The NFL’s TV numbers through the first quarter of the season are not a pretty sight, with overall viewership down by 10% compared to last year.

NBC’s “Sunday Night Football,” the league’s marquee prime-time TV property, is down 14%. So, too, is CBS’s NFL schedule.

TV executives last week, however, expressed almost no angst about that viewer drop. In fact, they say the NFL’s performance this fall has demonstrated just how important the league is to the overall TV business.

“This is not really a year for anybody to get too hung up on ratings,” said Burke Magnus, executive vice president of programming and scheduling at ESPN, which was the only TV network to post an increase for its NFL games. ESPN’s “Monday Night Football” is up 1% through Week 4.

“NFL content is still incredibly powerful,” Magnus continued. “These are massive audiences. We take a lot of solace in the fact that NFL games are the most powerful content on television and people continue to show up in huge numbers. We’re not going to get all twisted up about ratings.”

This view mirrors the position held by the NFL’s top media executive, Brian Rolapp, who recently sent a memo to teams telling them not to be overly concerned about ratings.

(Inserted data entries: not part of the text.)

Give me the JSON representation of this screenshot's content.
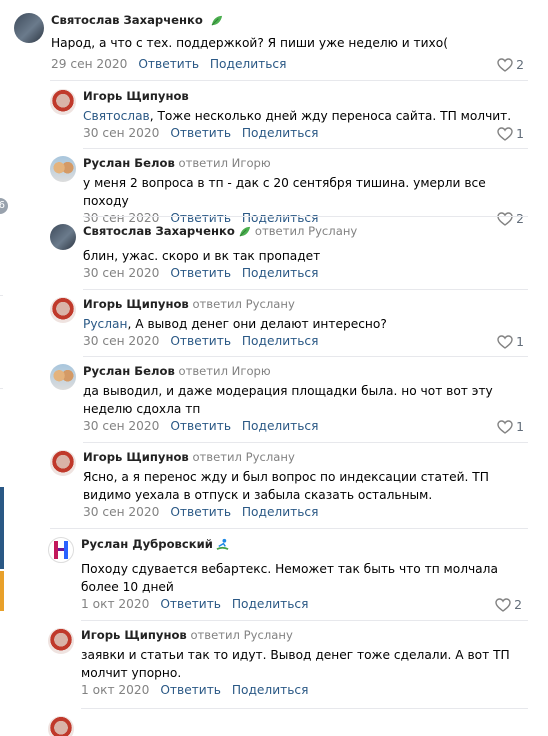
{
  "edge": {
    "badge": "6"
  },
  "labels": {
    "reply_action": "Ответить",
    "share_action": "Поделиться"
  },
  "icons": {
    "like": "heart-icon",
    "author_badge": "leaf-icon",
    "author_badge_alt": "surfer-icon"
  },
  "colors": {
    "link": "#2a5885",
    "muted": "#828282",
    "heart": "#828282",
    "separator": "#e7e8ec"
  },
  "comments": [
    {
      "author": "Святослав Захарченко",
      "reply_to": "",
      "mention": "",
      "text": "Народ, а что с тех. поддержкой? Я пиши уже неделю и тихо(",
      "date": "29 сен 2020",
      "likes": "2"
    },
    {
      "author": "Игорь Щипунов",
      "reply_to": "",
      "mention": "Святослав",
      "text": ", Тоже несколько дней жду переноса сайта. ТП молчит.",
      "date": "30 сен 2020",
      "likes": "1"
    },
    {
      "author": "Руслан Белов",
      "reply_to": "ответил Игорю",
      "mention": "",
      "text": "у меня 2 вопроса в тп - дак с 20 сентября тишина. умерли все походу",
      "date": "30 сен 2020",
      "likes": "2"
    },
    {
      "author": "Святослав Захарченко",
      "reply_to": "ответил Руслану",
      "mention": "",
      "text": "блин, ужас. скоро и вк так пропадет",
      "date": "30 сен 2020",
      "likes": ""
    },
    {
      "author": "Игорь Щипунов",
      "reply_to": "ответил Руслану",
      "mention": "Руслан",
      "text": ", А вывод денег они делают интересно?",
      "date": "30 сен 2020",
      "likes": "1"
    },
    {
      "author": "Руслан Белов",
      "reply_to": "ответил Игорю",
      "mention": "",
      "text": "да выводил, и даже модерация площадки была. но чот вот эту неделю сдохла тп",
      "date": "30 сен 2020",
      "likes": "1"
    },
    {
      "author": "Игорь Щипунов",
      "reply_to": "ответил Руслану",
      "mention": "",
      "text": "Ясно, а я перенос жду и был вопрос по индексации статей. ТП видимо уехала в отпуск и забыла сказать остальным.",
      "date": "30 сен 2020",
      "likes": ""
    },
    {
      "author": "Руслан Дубровский",
      "reply_to": "",
      "mention": "",
      "text": "Походу сдувается вебартекс. Неможет так быть что тп молчала более 10 дней",
      "date": "1 окт 2020",
      "likes": "2"
    },
    {
      "author": "Игорь Щипунов",
      "reply_to": "ответил Руслану",
      "mention": "",
      "text": "заявки и статьи так то идут. Вывод денег тоже сделали. А вот ТП молчит упорно.",
      "date": "1 окт 2020",
      "likes": ""
    }
  ]
}
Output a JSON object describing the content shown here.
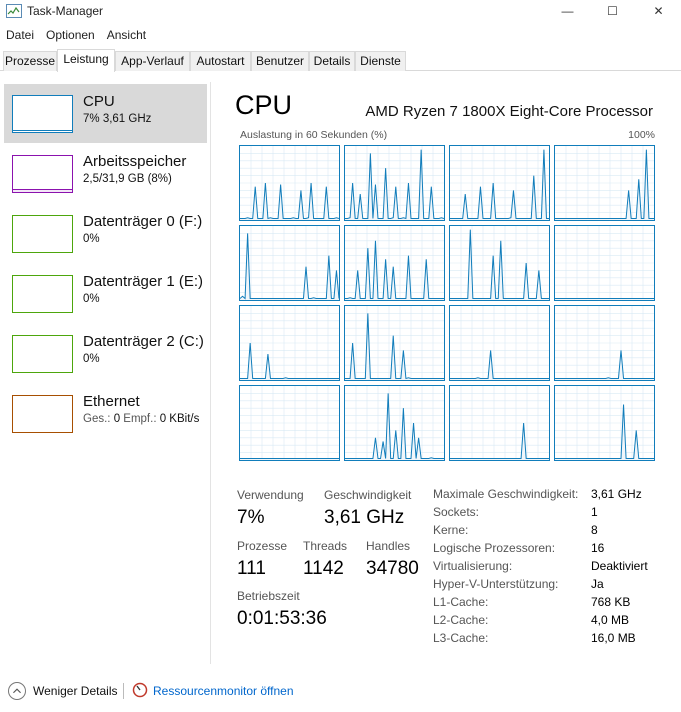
{
  "window": {
    "title": "Task-Manager",
    "controls": {
      "minimize": "—",
      "maximize": "☐",
      "close": "✕"
    }
  },
  "menu": [
    "Datei",
    "Optionen",
    "Ansicht"
  ],
  "tabs": [
    "Prozesse",
    "Leistung",
    "App-Verlauf",
    "Autostart",
    "Benutzer",
    "Details",
    "Dienste"
  ],
  "active_tab": "Leistung",
  "sidebar": {
    "items": [
      {
        "name": "CPU",
        "sub": "7%  3,61 GHz",
        "color": "#117dbb",
        "selected": true
      },
      {
        "name": "Arbeitsspeicher",
        "sub": "2,5/31,9 GB (8%)",
        "color": "#8b12ae",
        "selected": false
      },
      {
        "name": "Datenträger 0 (F:)",
        "sub": "0%",
        "color": "#4da60c",
        "selected": false
      },
      {
        "name": "Datenträger 1 (E:)",
        "sub": "0%",
        "color": "#4da60c",
        "selected": false
      },
      {
        "name": "Datenträger 2 (C:)",
        "sub": "0%",
        "color": "#4da60c",
        "selected": false
      },
      {
        "name": "Ethernet",
        "sub_prefix": "Ges.: ",
        "sub_send": "0",
        "sub_mid": " Empf.: ",
        "sub_recv": "0 KBit/s",
        "color": "#a74f01",
        "selected": false
      }
    ]
  },
  "main": {
    "title": "CPU",
    "model": "AMD Ryzen 7 1800X Eight-Core Processor",
    "graph_caption": "Auslastung in 60 Sekunden (%)",
    "graph_max": "100%",
    "stats": {
      "verwendung_label": "Verwendung",
      "verwendung": "7%",
      "geschwindigkeit_label": "Geschwindigkeit",
      "geschwindigkeit": "3,61 GHz",
      "prozesse_label": "Prozesse",
      "prozesse": "111",
      "threads_label": "Threads",
      "threads": "1142",
      "handles_label": "Handles",
      "handles": "34780",
      "betriebszeit_label": "Betriebszeit",
      "betriebszeit": "0:01:53:36"
    },
    "details": [
      {
        "label": "Maximale Geschwindigkeit:",
        "value": "3,61 GHz"
      },
      {
        "label": "Sockets:",
        "value": "1"
      },
      {
        "label": "Kerne:",
        "value": "8"
      },
      {
        "label": "Logische Prozessoren:",
        "value": "16"
      },
      {
        "label": "Virtualisierung:",
        "value": "Deaktiviert"
      },
      {
        "label": "Hyper-V-Unterstützung:",
        "value": "Ja"
      },
      {
        "label": "L1-Cache:",
        "value": "768 KB"
      },
      {
        "label": "L2-Cache:",
        "value": "4,0 MB"
      },
      {
        "label": "L3-Cache:",
        "value": "16,0 MB"
      }
    ]
  },
  "footer": {
    "less_details": "Weniger Details",
    "resource_monitor": "Ressourcenmonitor öffnen"
  },
  "colors": {
    "cpu_line": "#117dbb",
    "cpu_grid": "#d9eaf4",
    "link": "#0066cc"
  },
  "chart_data": {
    "type": "line",
    "title": "Auslastung in 60 Sekunden (%)",
    "ylim": [
      0,
      100
    ],
    "series": [
      {
        "values": [
          2,
          2,
          2,
          3,
          2,
          2,
          45,
          2,
          2,
          2,
          50,
          2,
          3,
          2,
          2,
          2,
          48,
          2,
          2,
          2,
          2,
          3,
          2,
          2,
          40,
          2,
          2,
          3,
          50,
          2,
          2,
          2,
          2,
          2,
          45,
          2,
          2,
          2,
          3,
          2
        ]
      },
      {
        "values": [
          2,
          2,
          3,
          50,
          2,
          2,
          35,
          2,
          2,
          2,
          90,
          2,
          48,
          2,
          2,
          2,
          70,
          2,
          2,
          3,
          45,
          2,
          2,
          3,
          2,
          50,
          2,
          2,
          2,
          2,
          95,
          2,
          2,
          2,
          45,
          2,
          2,
          2,
          3,
          2
        ]
      },
      {
        "values": [
          2,
          2,
          2,
          2,
          2,
          2,
          35,
          2,
          2,
          2,
          2,
          2,
          45,
          2,
          2,
          2,
          2,
          50,
          2,
          2,
          2,
          2,
          2,
          2,
          3,
          40,
          2,
          2,
          2,
          2,
          2,
          2,
          2,
          60,
          2,
          2,
          2,
          95,
          2,
          2
        ]
      },
      {
        "values": [
          2,
          2,
          2,
          2,
          2,
          2,
          2,
          2,
          2,
          2,
          2,
          2,
          2,
          2,
          2,
          2,
          2,
          2,
          2,
          2,
          2,
          2,
          2,
          2,
          2,
          2,
          2,
          2,
          2,
          40,
          2,
          2,
          2,
          55,
          2,
          2,
          95,
          2,
          2,
          2
        ]
      },
      {
        "values": [
          2,
          5,
          2,
          90,
          2,
          2,
          2,
          2,
          2,
          2,
          2,
          2,
          2,
          2,
          2,
          2,
          2,
          2,
          2,
          2,
          2,
          2,
          2,
          2,
          2,
          2,
          45,
          2,
          2,
          3,
          2,
          2,
          2,
          2,
          2,
          60,
          2,
          2,
          40,
          2
        ]
      },
      {
        "values": [
          2,
          2,
          3,
          2,
          2,
          40,
          2,
          2,
          2,
          70,
          2,
          2,
          80,
          2,
          2,
          2,
          55,
          2,
          2,
          45,
          2,
          2,
          2,
          2,
          2,
          60,
          2,
          2,
          2,
          2,
          2,
          2,
          55,
          2,
          2,
          2,
          2,
          2,
          2,
          2
        ]
      },
      {
        "values": [
          2,
          2,
          2,
          2,
          2,
          2,
          2,
          2,
          95,
          2,
          2,
          2,
          2,
          2,
          2,
          2,
          2,
          60,
          2,
          2,
          80,
          2,
          2,
          2,
          2,
          2,
          2,
          2,
          2,
          2,
          50,
          2,
          2,
          2,
          2,
          40,
          2,
          2,
          2,
          2
        ]
      },
      {
        "values": [
          2,
          2,
          2,
          2,
          2,
          2,
          2,
          2,
          2,
          2,
          2,
          2,
          2,
          2,
          2,
          2,
          2,
          2,
          2,
          2,
          2,
          2,
          2,
          2,
          2,
          2,
          2,
          2,
          2,
          2,
          2,
          2,
          2,
          2,
          2,
          2,
          2,
          2,
          2,
          2
        ]
      },
      {
        "values": [
          2,
          2,
          2,
          2,
          50,
          2,
          2,
          2,
          2,
          2,
          2,
          35,
          2,
          2,
          2,
          2,
          2,
          2,
          3,
          2,
          2,
          2,
          2,
          2,
          2,
          2,
          2,
          2,
          2,
          2,
          2,
          2,
          2,
          2,
          2,
          2,
          2,
          2,
          2,
          2
        ]
      },
      {
        "values": [
          2,
          2,
          2,
          50,
          2,
          2,
          2,
          2,
          2,
          90,
          2,
          2,
          2,
          2,
          2,
          2,
          2,
          2,
          2,
          60,
          2,
          2,
          2,
          40,
          2,
          3,
          2,
          2,
          2,
          2,
          2,
          2,
          2,
          2,
          2,
          2,
          2,
          2,
          2,
          2
        ]
      },
      {
        "values": [
          2,
          2,
          2,
          2,
          2,
          2,
          2,
          2,
          2,
          2,
          2,
          3,
          2,
          2,
          2,
          2,
          40,
          2,
          2,
          2,
          2,
          2,
          2,
          2,
          2,
          2,
          2,
          2,
          2,
          2,
          2,
          2,
          2,
          2,
          2,
          2,
          2,
          2,
          2,
          2
        ]
      },
      {
        "values": [
          2,
          2,
          2,
          2,
          2,
          2,
          2,
          2,
          2,
          2,
          2,
          2,
          2,
          2,
          2,
          2,
          2,
          2,
          2,
          2,
          2,
          3,
          2,
          2,
          2,
          2,
          40,
          2,
          2,
          2,
          2,
          2,
          2,
          2,
          2,
          2,
          2,
          2,
          2,
          2
        ]
      },
      {
        "values": [
          2,
          2,
          2,
          2,
          2,
          2,
          2,
          2,
          2,
          2,
          2,
          2,
          2,
          2,
          2,
          2,
          2,
          2,
          2,
          2,
          2,
          2,
          2,
          2,
          2,
          2,
          2,
          2,
          2,
          2,
          2,
          2,
          2,
          2,
          2,
          2,
          2,
          2,
          2,
          2
        ]
      },
      {
        "values": [
          2,
          2,
          2,
          2,
          2,
          2,
          2,
          2,
          2,
          2,
          2,
          2,
          30,
          2,
          2,
          25,
          2,
          90,
          2,
          2,
          40,
          2,
          2,
          70,
          2,
          2,
          2,
          50,
          2,
          30,
          2,
          2,
          2,
          2,
          3,
          2,
          2,
          2,
          2,
          2
        ]
      },
      {
        "values": [
          2,
          2,
          2,
          2,
          2,
          2,
          2,
          2,
          2,
          2,
          2,
          2,
          2,
          2,
          2,
          2,
          2,
          2,
          2,
          2,
          2,
          2,
          2,
          2,
          2,
          2,
          2,
          2,
          2,
          50,
          2,
          2,
          2,
          2,
          2,
          2,
          2,
          2,
          2,
          2
        ]
      },
      {
        "values": [
          2,
          2,
          2,
          2,
          2,
          2,
          2,
          2,
          2,
          2,
          2,
          2,
          2,
          2,
          2,
          2,
          2,
          2,
          2,
          2,
          2,
          2,
          2,
          2,
          2,
          2,
          2,
          75,
          2,
          2,
          2,
          2,
          40,
          2,
          2,
          2,
          2,
          2,
          2,
          2
        ]
      }
    ]
  }
}
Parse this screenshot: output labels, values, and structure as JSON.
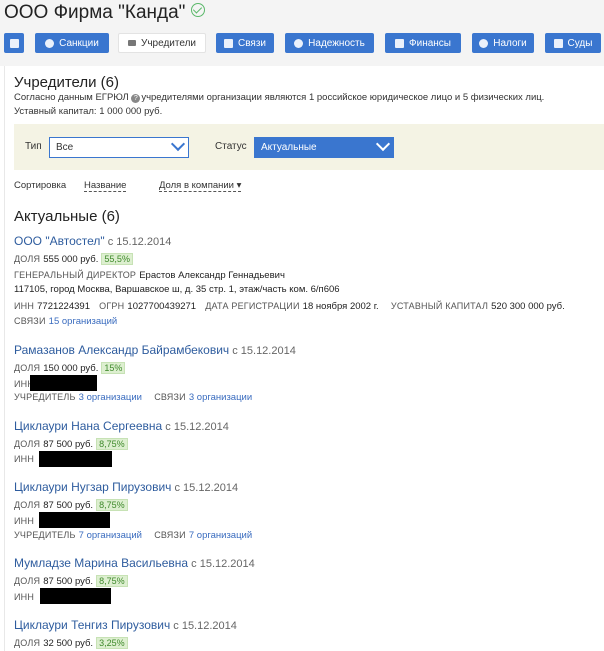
{
  "company": {
    "name": "ООО Фирма \"Канда\""
  },
  "tabs": [
    {
      "label": ""
    },
    {
      "label": "Санкции"
    },
    {
      "label": "Учредители"
    },
    {
      "label": "Связи"
    },
    {
      "label": "Надежность"
    },
    {
      "label": "Финансы"
    },
    {
      "label": "Налоги"
    },
    {
      "label": "Суды"
    }
  ],
  "section": {
    "title": "Учредители (6)",
    "desc_pre": "Согласно данным ЕГРЮЛ",
    "desc_post": "учредителями организации являются 1 российское юридическое лицо и 5 физических лиц.",
    "capital": "Уставный капитал: 1 000 000 руб."
  },
  "filters": {
    "type_label": "Тип",
    "type_value": "Все",
    "status_label": "Статус",
    "status_value": "Актуальные"
  },
  "sort": {
    "label": "Сортировка",
    "by_name": "Название",
    "by_share": "Доля в компании ▾"
  },
  "group_title": "Актуальные (6)",
  "labels": {
    "share": "ДОЛЯ",
    "inn": "ИНН",
    "ogrn": "ОГРН",
    "reg_date": "ДАТА РЕГИСТРАЦИИ",
    "capital": "УСТАВНЫЙ КАПИТАЛ",
    "links": "СВЯЗИ",
    "founder": "УЧРЕДИТЕЛЬ",
    "director": "ГЕНЕРАЛЬНЫЙ ДИРЕКТОР"
  },
  "founders": [
    {
      "name": "ООО \"Автостел\"",
      "since": "с 15.12.2014",
      "share": "555 000 руб.",
      "pct": "55,5%",
      "director": "Ерастов Александр Геннадьевич",
      "address": "117105, город Москва, Варшавское ш, д. 35 стр. 1, этаж/часть ком. 6/п606",
      "inn": "7721224391",
      "ogrn": "1027700439271",
      "reg_date": "18 ноября 2002 г.",
      "capital": "520 300 000 руб.",
      "links": "15 организаций"
    },
    {
      "name": "Рамазанов Александр Байрамбекович",
      "since": "с 15.12.2014",
      "share": "150 000 руб.",
      "pct": "15%",
      "founder_of": "3 организации",
      "links": "3 организации"
    },
    {
      "name": "Циклаури Нана Сергеевна",
      "since": "с 15.12.2014",
      "share": "87 500 руб.",
      "pct": "8,75%"
    },
    {
      "name": "Циклаури Нугзар Пирузович",
      "since": "с 15.12.2014",
      "share": "87 500 руб.",
      "pct": "8,75%",
      "founder_of": "7 организаций",
      "links": "7 организаций"
    },
    {
      "name": "Мумладзе Марина Васильевна",
      "since": "с 15.12.2014",
      "share": "87 500 руб.",
      "pct": "8,75%"
    },
    {
      "name": "Циклаури Тенгиз Пирузович",
      "since": "с 15.12.2014",
      "share": "32 500 руб.",
      "pct": "3,25%"
    }
  ]
}
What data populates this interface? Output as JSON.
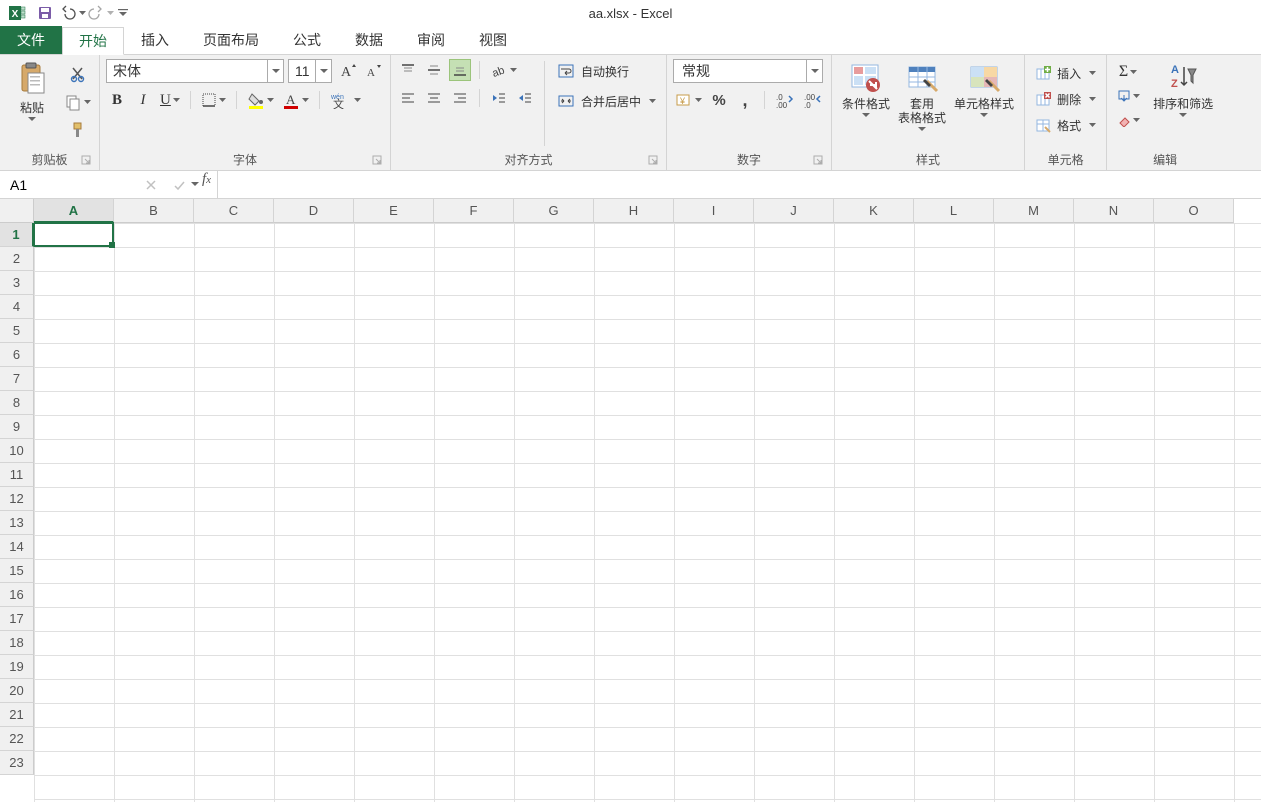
{
  "title": "aa.xlsx - Excel",
  "qat": {
    "undo_enabled": true,
    "redo_enabled": false
  },
  "tabs": {
    "file": "文件",
    "items": [
      "开始",
      "插入",
      "页面布局",
      "公式",
      "数据",
      "审阅",
      "视图"
    ],
    "active_index": 0
  },
  "ribbon": {
    "clipboard": {
      "paste": "粘贴",
      "label": "剪贴板"
    },
    "font": {
      "name": "宋体",
      "size": "11",
      "label": "字体"
    },
    "alignment": {
      "wrap": "自动换行",
      "merge": "合并后居中",
      "label": "对齐方式"
    },
    "number": {
      "format": "常规",
      "label": "数字"
    },
    "styles": {
      "cond": "条件格式",
      "table": "套用",
      "table2": "表格格式",
      "cell": "单元格样式",
      "label": "样式"
    },
    "cells": {
      "insert": "插入",
      "delete": "删除",
      "format": "格式",
      "label": "单元格"
    },
    "editing": {
      "sortfilter": "排序和筛选",
      "label": "编辑"
    }
  },
  "formula_bar": {
    "name_box": "A1",
    "formula": ""
  },
  "grid": {
    "columns": [
      "A",
      "B",
      "C",
      "D",
      "E",
      "F",
      "G",
      "H",
      "I",
      "J",
      "K",
      "L",
      "M",
      "N",
      "O"
    ],
    "rows": [
      "1",
      "2",
      "3",
      "4",
      "5",
      "6",
      "7",
      "8",
      "9",
      "10",
      "11",
      "12",
      "13",
      "14",
      "15",
      "16",
      "17",
      "18",
      "19",
      "20",
      "21",
      "22",
      "23"
    ],
    "active_col_index": 0,
    "active_row_index": 0
  }
}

Take Oct. 4, for example. NBC’s “Sunday Night Football” game between the Philadelphia Eagles and San Francisco 49ers averaged 15.1 million viewers, down 37% from last year’s Week 4 “SNF” matchup (Dallas Cowboys vs. New Orleans Saints). One reason for such a steep drop: the game competed with Game 3 of the NBA Finals on ABC, which posted 5.9 million viewers — the lowest NBA Finals viewership on record.

It’s clear that the NFL is hurting its competition more than its competition is hurting it. And that’s a main reason why TV executives are sounding so optimistic. The Stanley Cup is over. The NBA playoffs were winding down last week. Most of the major golf and tennis tournaments are done for the year.

Even the presidential election will, hopefully, be over in three weeks.

After the glut of sports in September and October, the NFL is about to have less competition than usual — especially considering the delays in starting the next NBA and NHL regular seasons.

“With every passing week, we’re getting closer to a normal competitive environment for the NFL,” said Mike Mulvihill, executive vice president and head of strategy and analytics at Fox Sports.

Fox Sports, which has posted a 2% drop for its Sunday afternoon games, is heartened by the number of people watching televised sports. Since July 23, when MLB returned to play, total live sports viewing through the NFL’s Week 4 was up 7% over a year ago, Mulvihill said.

“There isn’t a sports problem at play here; it’s not a rejection of sports,” he said. “It’s not a reaction to any broader social elements that have been introduced into sports content. The viewing of sports is healthy. But there now is a glut and an oversupply of what we would all think of as marquee events. And it’s just causing each individual property to get a lesser share.”

As an example, Mulvihill pointed to the most-watched shows on any given week over the past month. The slots are filled with live sports and news, showing how important those programming genres are to the television business. Take that Eagles-49ers “SNF” game from Oct. 4. Even though viewership dropped 37%, it still was one of the 15 most-watched shows on all of TV since the pandemic started back in March (see chart).

“It is just amazing when you watch the 50 most-watched shows of a week; it just leaves no doubt that our television business is a news and live sports business,” Mulvihill said.

Even without the problems caused by the pandemic, the NFL was prepared for a rough season ratings-wise. In his memo, Rolapp wrote that NFL viewership has declined in each of the past six presidential elections. “In the most recent 2016 presidential election, NFL regular season viewership was down 14% for the nine weeks prior to the election vs flat for the eight weeks after the election.”

Cable news networks have posted huge viewership gains, largely due to the presidential campaigns. That segment is up around 37% right now.

“This year, it’s different because not only do you have the intensity of the election, but news viewership has been way up since March,” Mulvihill said. “You’re just layering the pandemic story on top of interest in the election. The intensity of the news cycle is the greatest it’s ever been.”